## Record excerpts
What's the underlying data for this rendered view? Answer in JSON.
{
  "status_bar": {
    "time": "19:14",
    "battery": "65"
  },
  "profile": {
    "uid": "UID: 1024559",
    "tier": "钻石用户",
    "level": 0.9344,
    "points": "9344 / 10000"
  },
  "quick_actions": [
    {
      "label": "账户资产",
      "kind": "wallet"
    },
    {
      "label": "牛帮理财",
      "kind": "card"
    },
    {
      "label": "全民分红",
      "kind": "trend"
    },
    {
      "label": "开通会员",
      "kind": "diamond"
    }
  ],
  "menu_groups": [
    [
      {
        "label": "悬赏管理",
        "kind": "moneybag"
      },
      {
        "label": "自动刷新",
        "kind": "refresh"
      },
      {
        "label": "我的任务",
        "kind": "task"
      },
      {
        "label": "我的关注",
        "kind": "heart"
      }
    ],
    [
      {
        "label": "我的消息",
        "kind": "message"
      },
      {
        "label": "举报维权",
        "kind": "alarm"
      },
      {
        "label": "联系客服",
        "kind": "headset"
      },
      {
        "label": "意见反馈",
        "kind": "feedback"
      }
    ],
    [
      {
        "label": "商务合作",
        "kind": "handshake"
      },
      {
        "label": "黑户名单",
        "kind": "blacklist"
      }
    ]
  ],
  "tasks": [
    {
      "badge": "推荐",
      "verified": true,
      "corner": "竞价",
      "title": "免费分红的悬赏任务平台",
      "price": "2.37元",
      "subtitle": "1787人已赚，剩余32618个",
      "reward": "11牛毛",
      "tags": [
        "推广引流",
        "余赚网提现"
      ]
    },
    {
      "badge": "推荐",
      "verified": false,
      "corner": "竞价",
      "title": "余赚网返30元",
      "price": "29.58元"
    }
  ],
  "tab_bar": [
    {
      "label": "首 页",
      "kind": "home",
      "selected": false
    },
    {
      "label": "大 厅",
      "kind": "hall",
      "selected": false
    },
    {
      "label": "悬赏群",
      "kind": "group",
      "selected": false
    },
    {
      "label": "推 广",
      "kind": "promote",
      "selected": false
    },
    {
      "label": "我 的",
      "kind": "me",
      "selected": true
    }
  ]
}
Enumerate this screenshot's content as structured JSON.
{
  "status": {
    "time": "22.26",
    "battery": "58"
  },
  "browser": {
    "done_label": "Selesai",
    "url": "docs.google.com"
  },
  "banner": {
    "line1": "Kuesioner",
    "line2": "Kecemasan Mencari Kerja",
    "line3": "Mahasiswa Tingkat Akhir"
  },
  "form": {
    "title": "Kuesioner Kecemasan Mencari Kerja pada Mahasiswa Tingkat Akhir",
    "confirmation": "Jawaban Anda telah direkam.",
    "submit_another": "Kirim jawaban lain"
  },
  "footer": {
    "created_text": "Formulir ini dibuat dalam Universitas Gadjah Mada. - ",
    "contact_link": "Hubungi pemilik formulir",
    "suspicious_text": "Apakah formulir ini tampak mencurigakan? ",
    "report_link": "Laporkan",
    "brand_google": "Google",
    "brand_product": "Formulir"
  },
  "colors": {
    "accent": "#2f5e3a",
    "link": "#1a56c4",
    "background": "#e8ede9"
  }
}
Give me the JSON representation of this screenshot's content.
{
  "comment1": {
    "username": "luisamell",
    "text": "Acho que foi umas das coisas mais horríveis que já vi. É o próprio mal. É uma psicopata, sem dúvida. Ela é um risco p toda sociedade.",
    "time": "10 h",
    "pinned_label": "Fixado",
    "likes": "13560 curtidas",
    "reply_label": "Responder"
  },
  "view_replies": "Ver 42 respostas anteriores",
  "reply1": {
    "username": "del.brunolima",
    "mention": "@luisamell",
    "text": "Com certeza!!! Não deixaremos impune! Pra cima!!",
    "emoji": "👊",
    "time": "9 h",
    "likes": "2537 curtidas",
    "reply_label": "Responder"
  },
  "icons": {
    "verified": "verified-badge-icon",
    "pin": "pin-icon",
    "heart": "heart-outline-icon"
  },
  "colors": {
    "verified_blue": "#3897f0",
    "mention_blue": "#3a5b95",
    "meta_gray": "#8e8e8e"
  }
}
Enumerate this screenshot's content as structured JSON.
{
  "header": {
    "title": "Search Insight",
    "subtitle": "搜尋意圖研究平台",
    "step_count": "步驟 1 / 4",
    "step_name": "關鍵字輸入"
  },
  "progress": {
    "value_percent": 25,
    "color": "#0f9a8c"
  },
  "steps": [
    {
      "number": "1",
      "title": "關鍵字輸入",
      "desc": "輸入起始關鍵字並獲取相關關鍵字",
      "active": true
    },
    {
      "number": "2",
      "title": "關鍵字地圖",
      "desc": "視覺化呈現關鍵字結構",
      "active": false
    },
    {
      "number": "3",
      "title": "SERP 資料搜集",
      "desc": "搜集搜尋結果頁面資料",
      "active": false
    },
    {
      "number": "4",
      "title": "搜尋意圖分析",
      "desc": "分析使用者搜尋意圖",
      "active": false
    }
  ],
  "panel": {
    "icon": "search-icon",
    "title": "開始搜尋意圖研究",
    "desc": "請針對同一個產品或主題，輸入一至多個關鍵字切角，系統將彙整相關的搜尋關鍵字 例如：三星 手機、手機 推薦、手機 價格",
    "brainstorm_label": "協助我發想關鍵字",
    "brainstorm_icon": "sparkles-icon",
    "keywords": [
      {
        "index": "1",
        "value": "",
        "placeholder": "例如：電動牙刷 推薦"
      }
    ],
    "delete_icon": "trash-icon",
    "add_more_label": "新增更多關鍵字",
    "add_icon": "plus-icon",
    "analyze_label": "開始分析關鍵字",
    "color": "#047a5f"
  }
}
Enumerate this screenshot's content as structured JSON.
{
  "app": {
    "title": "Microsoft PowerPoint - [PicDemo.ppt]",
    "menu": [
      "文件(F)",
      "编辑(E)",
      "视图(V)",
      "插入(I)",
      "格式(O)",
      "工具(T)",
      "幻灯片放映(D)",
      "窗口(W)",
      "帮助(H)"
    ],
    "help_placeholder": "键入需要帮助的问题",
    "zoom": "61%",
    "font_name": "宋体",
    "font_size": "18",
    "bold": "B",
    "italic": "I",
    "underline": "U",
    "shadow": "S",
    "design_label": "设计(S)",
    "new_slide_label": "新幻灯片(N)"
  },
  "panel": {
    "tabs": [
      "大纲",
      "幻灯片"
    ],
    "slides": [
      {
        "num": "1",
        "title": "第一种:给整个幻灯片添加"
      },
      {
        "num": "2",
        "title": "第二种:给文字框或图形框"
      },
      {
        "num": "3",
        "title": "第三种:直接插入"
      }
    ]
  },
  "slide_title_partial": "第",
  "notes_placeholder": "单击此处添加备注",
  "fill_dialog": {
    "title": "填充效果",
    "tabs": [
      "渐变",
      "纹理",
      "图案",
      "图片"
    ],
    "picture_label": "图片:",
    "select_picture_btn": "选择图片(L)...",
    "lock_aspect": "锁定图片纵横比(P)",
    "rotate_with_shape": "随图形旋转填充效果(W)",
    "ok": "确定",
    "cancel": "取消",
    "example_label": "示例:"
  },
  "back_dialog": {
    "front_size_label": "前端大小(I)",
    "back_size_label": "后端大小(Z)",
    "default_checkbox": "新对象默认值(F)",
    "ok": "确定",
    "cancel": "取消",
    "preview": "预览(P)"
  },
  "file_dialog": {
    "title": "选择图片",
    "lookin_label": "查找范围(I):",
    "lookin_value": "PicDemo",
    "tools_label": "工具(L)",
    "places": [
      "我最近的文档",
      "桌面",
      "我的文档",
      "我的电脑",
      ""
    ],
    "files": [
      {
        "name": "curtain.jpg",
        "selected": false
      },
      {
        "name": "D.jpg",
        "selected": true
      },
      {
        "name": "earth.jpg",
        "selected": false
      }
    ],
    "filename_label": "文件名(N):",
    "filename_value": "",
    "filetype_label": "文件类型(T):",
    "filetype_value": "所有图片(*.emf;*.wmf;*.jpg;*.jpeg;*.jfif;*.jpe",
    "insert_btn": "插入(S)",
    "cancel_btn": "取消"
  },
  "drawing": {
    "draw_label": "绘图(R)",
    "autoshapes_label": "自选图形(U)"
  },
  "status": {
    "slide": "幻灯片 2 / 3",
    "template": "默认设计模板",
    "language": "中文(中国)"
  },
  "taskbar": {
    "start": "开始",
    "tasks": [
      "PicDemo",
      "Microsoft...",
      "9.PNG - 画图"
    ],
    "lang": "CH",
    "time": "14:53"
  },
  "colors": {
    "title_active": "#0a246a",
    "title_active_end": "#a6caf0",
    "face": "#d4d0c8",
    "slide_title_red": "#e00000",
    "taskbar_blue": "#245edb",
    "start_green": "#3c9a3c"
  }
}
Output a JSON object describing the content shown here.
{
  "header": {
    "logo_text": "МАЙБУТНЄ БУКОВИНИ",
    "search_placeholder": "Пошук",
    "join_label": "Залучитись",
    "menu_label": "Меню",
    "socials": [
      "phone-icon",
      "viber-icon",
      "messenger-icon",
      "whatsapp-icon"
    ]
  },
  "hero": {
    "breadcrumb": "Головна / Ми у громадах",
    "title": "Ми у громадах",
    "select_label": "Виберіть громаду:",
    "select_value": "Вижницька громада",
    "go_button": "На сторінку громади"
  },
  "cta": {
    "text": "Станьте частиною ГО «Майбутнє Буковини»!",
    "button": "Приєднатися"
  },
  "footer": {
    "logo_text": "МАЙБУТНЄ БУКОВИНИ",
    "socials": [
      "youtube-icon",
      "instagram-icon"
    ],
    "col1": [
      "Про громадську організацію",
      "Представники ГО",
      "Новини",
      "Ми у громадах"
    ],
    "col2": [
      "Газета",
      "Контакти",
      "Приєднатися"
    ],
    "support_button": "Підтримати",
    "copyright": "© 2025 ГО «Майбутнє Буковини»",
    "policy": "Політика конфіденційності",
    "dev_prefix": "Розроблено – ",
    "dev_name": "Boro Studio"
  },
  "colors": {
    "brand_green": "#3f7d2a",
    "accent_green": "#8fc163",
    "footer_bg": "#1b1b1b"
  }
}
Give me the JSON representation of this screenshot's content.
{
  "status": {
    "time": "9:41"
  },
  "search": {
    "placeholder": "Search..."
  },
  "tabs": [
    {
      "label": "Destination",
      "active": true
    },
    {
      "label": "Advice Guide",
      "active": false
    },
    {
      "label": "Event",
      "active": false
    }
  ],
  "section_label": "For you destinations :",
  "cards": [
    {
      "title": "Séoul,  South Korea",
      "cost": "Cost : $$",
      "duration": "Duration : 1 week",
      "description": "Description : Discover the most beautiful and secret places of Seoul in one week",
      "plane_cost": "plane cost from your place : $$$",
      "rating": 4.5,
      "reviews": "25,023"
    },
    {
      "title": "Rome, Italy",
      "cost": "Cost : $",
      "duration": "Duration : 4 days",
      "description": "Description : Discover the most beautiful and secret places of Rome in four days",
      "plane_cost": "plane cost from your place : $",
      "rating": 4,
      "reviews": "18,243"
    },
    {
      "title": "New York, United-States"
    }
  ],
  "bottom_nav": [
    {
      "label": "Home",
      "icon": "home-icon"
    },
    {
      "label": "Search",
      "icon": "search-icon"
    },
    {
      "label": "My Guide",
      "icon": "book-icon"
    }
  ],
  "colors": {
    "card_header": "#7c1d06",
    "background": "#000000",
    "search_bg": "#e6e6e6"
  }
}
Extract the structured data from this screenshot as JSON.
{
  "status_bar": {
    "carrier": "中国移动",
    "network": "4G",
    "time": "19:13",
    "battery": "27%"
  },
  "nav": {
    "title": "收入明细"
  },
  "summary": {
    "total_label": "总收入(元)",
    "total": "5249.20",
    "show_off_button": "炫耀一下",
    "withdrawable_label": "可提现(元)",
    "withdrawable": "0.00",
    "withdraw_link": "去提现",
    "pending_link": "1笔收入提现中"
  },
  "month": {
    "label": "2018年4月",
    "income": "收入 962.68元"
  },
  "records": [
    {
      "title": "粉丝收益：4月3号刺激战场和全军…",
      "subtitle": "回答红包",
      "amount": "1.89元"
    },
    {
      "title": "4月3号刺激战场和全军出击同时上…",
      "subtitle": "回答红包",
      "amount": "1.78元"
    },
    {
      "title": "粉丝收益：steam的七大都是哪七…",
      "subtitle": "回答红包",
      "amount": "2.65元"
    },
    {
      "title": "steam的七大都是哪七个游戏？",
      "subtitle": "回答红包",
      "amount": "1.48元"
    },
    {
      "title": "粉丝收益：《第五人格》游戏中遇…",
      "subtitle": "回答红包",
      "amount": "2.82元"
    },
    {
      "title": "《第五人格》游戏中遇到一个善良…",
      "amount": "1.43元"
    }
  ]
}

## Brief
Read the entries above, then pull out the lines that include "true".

## Task answer
      "verified": true,
      "selected": true
      "active": true
        "selected": true
      "active": true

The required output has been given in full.